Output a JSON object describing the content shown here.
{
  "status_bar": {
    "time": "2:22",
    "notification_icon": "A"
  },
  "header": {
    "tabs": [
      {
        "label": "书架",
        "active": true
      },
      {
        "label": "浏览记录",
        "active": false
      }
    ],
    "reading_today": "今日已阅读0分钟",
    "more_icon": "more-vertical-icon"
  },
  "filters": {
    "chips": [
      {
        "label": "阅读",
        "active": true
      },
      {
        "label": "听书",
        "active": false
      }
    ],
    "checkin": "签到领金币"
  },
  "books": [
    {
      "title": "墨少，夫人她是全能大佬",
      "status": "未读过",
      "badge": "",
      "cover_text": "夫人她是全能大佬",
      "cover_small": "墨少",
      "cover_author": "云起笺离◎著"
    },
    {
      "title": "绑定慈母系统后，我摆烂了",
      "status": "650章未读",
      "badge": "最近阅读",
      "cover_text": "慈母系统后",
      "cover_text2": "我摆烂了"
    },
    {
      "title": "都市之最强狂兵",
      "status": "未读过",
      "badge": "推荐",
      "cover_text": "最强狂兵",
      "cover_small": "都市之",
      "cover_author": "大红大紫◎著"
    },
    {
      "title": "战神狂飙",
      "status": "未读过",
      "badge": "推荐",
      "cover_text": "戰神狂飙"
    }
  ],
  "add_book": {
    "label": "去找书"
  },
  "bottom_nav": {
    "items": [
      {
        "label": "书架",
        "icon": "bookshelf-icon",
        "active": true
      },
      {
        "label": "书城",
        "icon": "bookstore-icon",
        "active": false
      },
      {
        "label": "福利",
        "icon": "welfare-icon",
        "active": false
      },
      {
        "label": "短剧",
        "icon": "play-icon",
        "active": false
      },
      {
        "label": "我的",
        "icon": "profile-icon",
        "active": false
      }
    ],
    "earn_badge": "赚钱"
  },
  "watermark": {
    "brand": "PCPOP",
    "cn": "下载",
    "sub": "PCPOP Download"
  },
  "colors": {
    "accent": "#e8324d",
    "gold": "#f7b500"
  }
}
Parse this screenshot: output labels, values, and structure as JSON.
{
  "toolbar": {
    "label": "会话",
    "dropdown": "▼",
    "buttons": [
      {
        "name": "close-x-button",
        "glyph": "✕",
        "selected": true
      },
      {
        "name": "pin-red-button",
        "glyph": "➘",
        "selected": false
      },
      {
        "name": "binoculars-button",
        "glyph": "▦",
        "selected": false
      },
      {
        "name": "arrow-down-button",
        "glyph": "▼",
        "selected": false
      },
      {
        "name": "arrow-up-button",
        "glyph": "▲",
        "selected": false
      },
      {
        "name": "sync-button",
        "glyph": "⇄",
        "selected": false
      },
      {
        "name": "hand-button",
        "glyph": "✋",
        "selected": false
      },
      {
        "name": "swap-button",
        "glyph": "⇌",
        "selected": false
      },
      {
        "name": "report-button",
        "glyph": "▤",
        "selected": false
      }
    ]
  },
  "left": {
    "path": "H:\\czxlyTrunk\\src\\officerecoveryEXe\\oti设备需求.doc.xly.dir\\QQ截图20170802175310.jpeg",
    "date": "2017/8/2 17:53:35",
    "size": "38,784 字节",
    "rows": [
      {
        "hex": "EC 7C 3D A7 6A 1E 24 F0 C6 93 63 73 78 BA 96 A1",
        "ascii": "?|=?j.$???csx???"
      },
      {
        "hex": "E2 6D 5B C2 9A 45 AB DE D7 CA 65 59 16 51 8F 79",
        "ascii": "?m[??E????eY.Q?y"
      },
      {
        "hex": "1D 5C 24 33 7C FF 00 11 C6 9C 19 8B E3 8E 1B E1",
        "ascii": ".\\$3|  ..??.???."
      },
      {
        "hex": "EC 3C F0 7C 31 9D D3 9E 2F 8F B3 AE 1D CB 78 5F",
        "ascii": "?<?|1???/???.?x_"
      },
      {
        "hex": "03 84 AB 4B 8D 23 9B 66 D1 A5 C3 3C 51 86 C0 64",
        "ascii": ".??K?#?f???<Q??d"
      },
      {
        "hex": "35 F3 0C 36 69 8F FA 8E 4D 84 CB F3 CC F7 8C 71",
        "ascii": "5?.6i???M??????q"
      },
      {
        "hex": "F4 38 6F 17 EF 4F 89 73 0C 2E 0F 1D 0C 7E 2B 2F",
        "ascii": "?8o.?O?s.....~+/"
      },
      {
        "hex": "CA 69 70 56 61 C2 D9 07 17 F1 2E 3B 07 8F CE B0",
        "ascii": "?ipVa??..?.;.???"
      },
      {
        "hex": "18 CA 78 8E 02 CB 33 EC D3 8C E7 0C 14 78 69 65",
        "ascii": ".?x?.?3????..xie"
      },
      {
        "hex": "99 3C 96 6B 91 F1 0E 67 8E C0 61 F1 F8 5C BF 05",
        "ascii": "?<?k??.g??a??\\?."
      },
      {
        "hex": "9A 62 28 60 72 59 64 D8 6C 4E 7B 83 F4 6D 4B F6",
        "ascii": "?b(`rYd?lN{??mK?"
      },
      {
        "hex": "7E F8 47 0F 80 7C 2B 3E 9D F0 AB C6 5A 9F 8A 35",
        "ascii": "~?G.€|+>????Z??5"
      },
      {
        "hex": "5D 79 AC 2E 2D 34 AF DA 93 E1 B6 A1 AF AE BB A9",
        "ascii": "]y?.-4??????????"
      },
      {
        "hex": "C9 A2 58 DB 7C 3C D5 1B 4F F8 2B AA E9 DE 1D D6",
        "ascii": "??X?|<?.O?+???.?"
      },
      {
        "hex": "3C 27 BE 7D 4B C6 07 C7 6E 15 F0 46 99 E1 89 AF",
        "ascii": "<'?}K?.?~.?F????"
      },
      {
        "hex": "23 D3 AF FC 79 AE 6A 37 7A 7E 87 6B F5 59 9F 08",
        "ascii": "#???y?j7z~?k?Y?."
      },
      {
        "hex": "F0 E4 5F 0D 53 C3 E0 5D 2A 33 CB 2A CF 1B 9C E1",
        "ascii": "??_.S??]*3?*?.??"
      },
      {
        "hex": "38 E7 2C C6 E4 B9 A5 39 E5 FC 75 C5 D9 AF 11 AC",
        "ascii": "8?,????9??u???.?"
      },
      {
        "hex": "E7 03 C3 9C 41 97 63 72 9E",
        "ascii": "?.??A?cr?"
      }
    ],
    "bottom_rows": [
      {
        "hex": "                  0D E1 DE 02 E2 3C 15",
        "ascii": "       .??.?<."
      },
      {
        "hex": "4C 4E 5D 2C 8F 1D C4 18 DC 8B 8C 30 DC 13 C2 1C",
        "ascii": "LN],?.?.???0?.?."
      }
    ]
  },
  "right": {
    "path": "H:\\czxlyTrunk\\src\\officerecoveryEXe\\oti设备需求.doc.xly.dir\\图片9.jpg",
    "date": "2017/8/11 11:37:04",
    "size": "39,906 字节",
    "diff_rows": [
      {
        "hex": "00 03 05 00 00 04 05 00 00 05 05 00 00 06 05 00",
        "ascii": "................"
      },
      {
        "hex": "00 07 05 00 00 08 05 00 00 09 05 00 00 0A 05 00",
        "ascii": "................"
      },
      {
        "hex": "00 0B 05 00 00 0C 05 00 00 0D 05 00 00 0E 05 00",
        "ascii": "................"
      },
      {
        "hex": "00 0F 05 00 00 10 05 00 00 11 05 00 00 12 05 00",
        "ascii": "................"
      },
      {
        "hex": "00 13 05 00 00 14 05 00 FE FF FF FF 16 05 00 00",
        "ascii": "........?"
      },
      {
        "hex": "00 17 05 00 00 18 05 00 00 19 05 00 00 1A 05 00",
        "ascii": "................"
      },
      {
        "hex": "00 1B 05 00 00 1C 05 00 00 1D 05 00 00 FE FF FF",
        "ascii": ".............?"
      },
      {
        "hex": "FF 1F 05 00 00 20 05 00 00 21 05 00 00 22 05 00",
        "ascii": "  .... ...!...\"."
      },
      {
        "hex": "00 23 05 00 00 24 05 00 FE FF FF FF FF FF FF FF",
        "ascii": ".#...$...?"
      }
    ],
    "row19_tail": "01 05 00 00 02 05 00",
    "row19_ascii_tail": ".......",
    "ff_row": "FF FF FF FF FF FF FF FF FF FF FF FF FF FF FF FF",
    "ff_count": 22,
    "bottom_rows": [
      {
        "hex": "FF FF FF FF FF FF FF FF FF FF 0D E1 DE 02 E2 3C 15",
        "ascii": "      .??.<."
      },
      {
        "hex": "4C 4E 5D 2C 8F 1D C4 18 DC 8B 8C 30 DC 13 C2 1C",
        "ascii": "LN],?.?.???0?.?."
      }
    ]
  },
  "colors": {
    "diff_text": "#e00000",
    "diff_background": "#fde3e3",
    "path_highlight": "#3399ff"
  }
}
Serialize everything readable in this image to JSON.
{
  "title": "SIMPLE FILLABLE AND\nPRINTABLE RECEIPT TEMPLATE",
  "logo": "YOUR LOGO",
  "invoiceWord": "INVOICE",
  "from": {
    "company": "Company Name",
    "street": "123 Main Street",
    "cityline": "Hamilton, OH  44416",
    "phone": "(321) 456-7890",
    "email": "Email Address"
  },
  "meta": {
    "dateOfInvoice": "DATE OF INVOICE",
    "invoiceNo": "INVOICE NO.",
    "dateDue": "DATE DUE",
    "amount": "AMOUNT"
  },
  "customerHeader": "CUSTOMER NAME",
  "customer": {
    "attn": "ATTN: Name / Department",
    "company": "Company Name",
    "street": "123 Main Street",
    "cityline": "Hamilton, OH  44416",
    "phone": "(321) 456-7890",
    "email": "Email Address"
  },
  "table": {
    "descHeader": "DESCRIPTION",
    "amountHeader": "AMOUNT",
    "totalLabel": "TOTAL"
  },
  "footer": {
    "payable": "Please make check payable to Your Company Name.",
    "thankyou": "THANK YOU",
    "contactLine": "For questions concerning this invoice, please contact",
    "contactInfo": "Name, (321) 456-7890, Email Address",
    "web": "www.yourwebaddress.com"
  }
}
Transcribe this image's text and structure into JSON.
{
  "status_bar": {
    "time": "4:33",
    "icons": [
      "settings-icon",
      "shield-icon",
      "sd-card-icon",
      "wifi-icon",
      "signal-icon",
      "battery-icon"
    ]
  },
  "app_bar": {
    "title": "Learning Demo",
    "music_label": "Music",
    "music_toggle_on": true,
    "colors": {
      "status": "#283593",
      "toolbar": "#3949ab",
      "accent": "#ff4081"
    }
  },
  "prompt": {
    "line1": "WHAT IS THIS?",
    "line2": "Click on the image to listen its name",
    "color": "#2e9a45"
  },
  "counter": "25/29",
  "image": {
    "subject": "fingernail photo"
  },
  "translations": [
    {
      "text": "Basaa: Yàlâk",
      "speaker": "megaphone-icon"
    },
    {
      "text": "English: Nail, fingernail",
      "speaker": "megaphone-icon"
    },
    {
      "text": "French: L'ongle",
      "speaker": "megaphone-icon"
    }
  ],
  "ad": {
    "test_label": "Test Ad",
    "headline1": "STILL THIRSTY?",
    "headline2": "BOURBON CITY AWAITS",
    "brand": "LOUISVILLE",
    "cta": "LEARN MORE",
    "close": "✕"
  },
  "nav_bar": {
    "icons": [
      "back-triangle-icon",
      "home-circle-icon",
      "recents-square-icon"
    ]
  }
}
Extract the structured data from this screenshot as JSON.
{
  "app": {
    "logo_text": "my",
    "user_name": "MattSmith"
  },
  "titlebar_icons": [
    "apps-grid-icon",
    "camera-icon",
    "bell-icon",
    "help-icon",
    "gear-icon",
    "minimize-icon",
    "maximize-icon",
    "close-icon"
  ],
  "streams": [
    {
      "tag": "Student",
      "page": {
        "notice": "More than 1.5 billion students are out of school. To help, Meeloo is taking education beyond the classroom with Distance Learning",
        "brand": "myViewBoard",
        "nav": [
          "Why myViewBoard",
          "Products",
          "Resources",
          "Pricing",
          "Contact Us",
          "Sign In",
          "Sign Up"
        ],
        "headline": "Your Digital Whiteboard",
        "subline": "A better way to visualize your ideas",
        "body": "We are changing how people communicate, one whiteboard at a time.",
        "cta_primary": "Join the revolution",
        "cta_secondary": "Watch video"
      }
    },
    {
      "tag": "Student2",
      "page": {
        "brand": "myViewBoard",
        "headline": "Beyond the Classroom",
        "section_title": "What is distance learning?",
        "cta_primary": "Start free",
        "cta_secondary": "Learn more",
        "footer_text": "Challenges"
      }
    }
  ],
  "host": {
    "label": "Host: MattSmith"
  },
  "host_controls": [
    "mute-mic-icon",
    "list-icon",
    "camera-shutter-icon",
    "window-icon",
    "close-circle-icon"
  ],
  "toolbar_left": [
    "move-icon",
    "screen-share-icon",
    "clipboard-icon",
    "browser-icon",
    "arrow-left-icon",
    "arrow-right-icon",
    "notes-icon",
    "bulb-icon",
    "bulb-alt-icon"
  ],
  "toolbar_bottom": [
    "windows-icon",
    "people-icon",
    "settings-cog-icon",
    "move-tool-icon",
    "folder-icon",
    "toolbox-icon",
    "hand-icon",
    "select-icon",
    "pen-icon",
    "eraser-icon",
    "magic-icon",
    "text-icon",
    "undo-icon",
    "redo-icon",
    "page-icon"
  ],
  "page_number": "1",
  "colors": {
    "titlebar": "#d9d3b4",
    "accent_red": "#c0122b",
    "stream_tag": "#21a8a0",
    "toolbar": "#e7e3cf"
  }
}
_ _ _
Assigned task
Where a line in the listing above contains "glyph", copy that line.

Exercise response
        "glyph": "✕",
        "glyph": "➘",
        "glyph": "▦",
        "glyph": "▼",
        "glyph": "▲",
        "glyph": "⇄",
        "glyph": "✋",
        "glyph": "⇌",
        "glyph": "▤",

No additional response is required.